- engage early. Discuss with all parties (including any party who will be reviewing or relying on the document, such as a financier) as soon as possible, to ensure that all parties are comfortable with the proposed manner of execution and that any risks are understood and, if possible, minimised.
- obtain consent. If information is required by law to be given (for example, a disclosure statement), obtain express written consent from the party to whom the information is being given to the electronic communication before the giving of that information.
- minimise fraud. Sign documents electronically using a platform with inbuilt identification verification (there are many on the market today), rather than the insertion of a scanned signature or image, to minimise the risk of fraud.
- reconsider deeds. If possible, convert any deed to an agreement, noting that this may not always be achievable or desired, and will depend on the nature of the transaction and the document involved.
- appoint attorneys. Consider appointing an attorney (either for an individual or company) as soon as possible.
- appoint alternate directors. For companies if directors may be unavailable, consider appointing alternate or additional directors so that more signatories will be available.
- obtain personal authentication. Whenever electronic execution is used, but particularly for companies, obtain evidence that the signatory has affixed their electronic signature themselves, or has specifically authorised another person to do it for them. This should ideally be both email and verbal confirmation with that signatory.
We are seeing a greater level of acceptance of electronic execution to assist the continuation of business operations, with parties and their advisors making genuine efforts to permit electronic execution wherever possible. However, this is a rapidly evolving area of law, and until now has been a matter of convenience and efficiency rather than one of commercial imperative, and parties should ensure that risk positions are effectively managed.

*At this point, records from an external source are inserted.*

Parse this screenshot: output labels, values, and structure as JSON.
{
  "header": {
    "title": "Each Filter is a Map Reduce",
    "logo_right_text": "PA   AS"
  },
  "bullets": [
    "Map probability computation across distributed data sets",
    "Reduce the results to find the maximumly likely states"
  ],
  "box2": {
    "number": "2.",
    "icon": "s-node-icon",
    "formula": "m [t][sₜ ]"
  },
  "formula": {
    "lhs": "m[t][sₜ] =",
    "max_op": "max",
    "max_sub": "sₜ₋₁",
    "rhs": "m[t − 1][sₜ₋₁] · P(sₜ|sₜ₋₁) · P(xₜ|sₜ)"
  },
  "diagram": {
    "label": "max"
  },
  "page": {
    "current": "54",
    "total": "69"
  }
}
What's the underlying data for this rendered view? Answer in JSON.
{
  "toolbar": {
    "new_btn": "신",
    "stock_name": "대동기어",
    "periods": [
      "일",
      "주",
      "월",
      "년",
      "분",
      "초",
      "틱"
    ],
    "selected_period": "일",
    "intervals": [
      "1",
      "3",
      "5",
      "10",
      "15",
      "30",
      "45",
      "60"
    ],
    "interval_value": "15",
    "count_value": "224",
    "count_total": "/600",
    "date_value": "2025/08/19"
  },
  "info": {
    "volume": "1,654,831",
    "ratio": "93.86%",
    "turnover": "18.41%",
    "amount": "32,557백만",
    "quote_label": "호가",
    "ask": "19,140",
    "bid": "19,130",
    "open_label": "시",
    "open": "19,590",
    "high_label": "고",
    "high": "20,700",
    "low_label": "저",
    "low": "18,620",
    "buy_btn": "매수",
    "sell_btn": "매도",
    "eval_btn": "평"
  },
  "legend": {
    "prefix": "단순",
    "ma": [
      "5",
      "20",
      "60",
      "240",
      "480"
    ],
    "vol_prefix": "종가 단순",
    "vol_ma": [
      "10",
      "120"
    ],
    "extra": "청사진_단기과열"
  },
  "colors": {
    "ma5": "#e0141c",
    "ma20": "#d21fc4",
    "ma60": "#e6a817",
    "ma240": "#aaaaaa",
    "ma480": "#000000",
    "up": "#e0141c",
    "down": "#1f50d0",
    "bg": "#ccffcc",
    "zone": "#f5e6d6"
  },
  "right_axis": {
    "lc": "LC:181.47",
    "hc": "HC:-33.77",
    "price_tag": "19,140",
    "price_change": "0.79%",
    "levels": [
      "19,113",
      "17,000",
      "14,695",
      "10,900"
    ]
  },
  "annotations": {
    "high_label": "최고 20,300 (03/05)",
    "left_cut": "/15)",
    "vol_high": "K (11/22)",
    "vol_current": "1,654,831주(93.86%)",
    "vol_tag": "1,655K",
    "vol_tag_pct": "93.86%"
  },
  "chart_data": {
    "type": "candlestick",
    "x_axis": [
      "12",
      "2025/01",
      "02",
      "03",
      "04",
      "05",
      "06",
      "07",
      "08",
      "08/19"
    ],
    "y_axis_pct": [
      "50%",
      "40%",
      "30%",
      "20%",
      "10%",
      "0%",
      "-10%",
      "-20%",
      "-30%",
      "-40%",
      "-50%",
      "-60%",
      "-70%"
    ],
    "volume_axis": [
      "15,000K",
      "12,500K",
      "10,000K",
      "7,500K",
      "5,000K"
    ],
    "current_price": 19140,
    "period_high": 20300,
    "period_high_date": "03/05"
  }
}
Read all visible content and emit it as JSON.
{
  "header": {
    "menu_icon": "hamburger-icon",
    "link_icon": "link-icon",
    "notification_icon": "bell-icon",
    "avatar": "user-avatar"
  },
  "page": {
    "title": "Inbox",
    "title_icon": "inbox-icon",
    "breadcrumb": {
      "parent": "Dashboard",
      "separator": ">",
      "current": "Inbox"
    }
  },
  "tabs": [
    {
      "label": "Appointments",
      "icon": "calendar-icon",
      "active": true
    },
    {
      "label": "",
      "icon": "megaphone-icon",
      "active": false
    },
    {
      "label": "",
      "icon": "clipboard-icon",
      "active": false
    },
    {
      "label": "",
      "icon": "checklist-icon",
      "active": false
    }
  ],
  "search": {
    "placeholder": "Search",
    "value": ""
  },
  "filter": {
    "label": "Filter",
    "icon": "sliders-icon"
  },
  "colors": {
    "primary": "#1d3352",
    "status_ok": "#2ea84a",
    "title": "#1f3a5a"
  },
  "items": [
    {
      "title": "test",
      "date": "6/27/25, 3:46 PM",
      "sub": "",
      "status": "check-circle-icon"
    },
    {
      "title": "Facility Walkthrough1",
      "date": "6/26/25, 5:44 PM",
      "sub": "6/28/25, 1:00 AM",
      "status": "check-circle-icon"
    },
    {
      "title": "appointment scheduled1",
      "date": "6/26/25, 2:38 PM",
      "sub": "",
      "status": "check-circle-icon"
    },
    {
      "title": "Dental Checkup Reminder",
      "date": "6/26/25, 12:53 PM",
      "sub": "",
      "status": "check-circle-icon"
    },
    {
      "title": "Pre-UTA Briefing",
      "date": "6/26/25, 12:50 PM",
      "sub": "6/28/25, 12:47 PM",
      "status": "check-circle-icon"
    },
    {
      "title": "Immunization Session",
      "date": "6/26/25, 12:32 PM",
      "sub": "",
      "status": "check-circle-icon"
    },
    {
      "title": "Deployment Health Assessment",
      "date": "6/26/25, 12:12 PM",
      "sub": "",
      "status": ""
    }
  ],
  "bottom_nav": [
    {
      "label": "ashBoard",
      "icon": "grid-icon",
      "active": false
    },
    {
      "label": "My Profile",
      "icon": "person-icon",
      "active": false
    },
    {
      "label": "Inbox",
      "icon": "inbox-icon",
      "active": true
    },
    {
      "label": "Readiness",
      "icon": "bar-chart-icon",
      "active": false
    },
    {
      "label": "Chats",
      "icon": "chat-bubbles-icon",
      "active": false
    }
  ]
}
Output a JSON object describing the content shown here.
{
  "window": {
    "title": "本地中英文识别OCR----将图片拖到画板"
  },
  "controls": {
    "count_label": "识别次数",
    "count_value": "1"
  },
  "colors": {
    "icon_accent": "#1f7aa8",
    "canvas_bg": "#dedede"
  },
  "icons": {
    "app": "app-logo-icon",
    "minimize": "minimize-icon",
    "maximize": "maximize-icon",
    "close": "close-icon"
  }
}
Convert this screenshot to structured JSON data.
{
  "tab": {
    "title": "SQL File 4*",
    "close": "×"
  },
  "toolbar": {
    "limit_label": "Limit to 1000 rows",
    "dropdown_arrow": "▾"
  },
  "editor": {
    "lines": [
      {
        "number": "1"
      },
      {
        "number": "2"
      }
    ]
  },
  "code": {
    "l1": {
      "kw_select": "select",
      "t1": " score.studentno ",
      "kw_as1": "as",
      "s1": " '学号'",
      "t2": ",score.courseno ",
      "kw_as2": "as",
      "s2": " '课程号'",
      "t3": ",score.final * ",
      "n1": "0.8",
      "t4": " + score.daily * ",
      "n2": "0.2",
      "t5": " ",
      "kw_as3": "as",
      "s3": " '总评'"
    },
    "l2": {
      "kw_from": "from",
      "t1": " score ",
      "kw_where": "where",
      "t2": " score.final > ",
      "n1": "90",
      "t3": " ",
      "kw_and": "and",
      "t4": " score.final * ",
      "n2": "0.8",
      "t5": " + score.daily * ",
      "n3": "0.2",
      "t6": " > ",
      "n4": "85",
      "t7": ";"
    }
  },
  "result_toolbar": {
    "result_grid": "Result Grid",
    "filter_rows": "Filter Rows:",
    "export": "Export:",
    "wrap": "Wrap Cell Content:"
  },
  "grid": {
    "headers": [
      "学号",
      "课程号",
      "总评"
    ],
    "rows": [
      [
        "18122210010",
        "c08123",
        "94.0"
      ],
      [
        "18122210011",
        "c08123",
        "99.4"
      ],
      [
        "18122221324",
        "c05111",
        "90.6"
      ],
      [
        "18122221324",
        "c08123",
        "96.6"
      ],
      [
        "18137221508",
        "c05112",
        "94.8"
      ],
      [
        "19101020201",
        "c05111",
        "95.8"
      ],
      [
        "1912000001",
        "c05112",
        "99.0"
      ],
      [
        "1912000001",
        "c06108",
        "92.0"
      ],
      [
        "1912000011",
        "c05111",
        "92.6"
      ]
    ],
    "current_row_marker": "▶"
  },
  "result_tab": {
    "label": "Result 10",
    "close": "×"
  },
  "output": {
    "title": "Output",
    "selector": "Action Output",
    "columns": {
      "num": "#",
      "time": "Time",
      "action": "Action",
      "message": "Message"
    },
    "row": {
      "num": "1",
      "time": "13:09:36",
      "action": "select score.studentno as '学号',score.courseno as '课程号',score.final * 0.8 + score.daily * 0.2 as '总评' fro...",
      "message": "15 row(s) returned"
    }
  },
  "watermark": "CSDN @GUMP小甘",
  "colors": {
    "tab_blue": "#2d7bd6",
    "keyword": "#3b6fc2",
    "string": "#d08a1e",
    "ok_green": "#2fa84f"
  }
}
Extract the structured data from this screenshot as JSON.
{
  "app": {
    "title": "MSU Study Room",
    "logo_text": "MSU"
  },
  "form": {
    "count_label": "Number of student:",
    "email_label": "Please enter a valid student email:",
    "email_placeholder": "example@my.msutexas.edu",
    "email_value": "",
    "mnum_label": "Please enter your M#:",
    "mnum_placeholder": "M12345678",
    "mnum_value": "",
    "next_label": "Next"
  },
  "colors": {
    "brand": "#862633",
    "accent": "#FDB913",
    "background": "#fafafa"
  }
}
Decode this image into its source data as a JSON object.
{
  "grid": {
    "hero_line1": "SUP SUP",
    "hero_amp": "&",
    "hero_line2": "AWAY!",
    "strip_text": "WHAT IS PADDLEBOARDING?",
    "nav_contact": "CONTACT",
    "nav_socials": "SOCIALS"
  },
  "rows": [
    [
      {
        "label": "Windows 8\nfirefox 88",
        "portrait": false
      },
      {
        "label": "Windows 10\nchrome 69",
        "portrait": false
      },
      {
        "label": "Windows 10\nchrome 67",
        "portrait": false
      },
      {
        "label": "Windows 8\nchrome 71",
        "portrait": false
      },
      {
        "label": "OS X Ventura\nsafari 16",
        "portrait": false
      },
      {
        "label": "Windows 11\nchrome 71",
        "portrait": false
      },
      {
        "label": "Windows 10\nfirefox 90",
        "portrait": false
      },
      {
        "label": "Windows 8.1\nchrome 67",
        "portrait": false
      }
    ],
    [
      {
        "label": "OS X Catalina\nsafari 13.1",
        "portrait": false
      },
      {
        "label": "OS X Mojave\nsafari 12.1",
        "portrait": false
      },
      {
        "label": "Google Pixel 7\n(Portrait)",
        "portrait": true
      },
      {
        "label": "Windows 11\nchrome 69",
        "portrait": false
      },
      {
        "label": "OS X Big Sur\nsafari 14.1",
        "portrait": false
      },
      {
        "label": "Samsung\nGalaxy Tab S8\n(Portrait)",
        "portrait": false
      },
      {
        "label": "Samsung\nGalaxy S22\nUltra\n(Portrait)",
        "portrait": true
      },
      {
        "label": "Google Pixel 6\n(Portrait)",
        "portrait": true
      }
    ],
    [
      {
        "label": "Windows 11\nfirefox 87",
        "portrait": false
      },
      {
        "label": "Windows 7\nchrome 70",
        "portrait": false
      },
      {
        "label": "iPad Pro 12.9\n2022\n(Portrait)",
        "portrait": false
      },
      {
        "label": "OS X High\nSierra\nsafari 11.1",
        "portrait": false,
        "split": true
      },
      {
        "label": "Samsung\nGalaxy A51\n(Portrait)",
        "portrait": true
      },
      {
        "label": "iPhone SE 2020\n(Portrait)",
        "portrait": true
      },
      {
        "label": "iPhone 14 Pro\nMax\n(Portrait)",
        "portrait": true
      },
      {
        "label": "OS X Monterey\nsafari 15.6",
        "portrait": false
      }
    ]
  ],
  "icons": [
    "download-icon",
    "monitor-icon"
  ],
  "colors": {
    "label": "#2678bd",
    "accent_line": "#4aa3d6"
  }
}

This publication covers legal and technical issues in a general way. It is not designed to express opinions on specific cases. It is intended for information purposes only and should not be regarded as legal advice. Further advice should be obtained before taking action on any issue dealt with in this publication.